The answer should contain each record below, repeated exactly.
----- Supplied data -----
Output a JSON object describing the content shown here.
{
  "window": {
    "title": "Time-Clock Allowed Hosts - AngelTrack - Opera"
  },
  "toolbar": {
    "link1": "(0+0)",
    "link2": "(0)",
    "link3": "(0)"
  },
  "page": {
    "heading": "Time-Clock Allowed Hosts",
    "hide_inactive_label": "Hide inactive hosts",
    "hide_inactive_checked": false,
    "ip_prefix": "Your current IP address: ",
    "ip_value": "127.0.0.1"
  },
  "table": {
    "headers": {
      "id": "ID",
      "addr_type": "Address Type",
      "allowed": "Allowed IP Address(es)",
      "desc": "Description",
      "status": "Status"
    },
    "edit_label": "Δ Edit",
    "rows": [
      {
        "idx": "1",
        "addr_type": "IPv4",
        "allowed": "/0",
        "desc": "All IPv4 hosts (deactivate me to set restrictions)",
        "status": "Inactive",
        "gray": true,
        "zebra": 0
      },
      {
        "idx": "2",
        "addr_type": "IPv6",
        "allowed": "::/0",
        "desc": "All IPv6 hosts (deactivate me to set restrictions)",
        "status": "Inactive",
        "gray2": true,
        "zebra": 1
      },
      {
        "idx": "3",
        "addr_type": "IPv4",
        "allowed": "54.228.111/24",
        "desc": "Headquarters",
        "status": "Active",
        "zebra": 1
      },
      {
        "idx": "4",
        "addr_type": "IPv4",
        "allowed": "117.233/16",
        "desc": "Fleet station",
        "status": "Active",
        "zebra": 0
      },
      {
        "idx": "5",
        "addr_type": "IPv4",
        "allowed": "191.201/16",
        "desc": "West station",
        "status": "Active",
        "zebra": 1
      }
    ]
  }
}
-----
● **Answer**:
Output a JSON object describing the content shown here.
{
  "window": {
    "title": "Time-Clock Allowed Hosts - AngelTrack - Opera"
  },
  "toolbar": {
    "link1": "(0+0)",
    "link2": "(0)",
    "link3": "(0)"
  },
  "page": {
    "heading": "Time-Clock Allowed Hosts",
    "hide_inactive_label": "Hide inactive hosts",
    "hide_inactive_checked": false,
    "ip_prefix": "Your current IP address: ",
    "ip_value": "127.0.0.1"
  },
  "table": {
    "headers": {
      "id": "ID",
      "addr_type": "Address Type",
      "allowed": "Allowed IP Address(es)",
      "desc": "Description",
      "status": "Status"
    },
    "edit_label": "Δ Edit",
    "rows": [
      {
        "idx": "1",
        "addr_type": "IPv4",
        "allowed": "/0",
        "desc": "All IPv4 hosts (deactivate me to set restrictions)",
        "status": "Inactive",
        "gray": true,
        "zebra": 0
      },
      {
        "idx": "2",
        "addr_type": "IPv6",
        "allowed": "::/0",
        "desc": "All IPv6 hosts (deactivate me to set restrictions)",
        "status": "Inactive",
        "gray2": true,
        "zebra": 1
      },
      {
        "idx": "3",
        "addr_type": "IPv4",
        "allowed": "54.228.111/24",
        "desc": "Headquarters",
        "status": "Active",
        "zebra": 1
      },
      {
        "idx": "4",
        "addr_type": "IPv4",
        "allowed": "117.233/16",
        "desc": "Fleet station",
        "status": "Active",
        "zebra": 0
      },
      {
        "idx": "5",
        "addr_type": "IPv4",
        "allowed": "191.201/16",
        "desc": "West station",
        "status": "Active",
        "zebra": 1
      }
    ]
  }
}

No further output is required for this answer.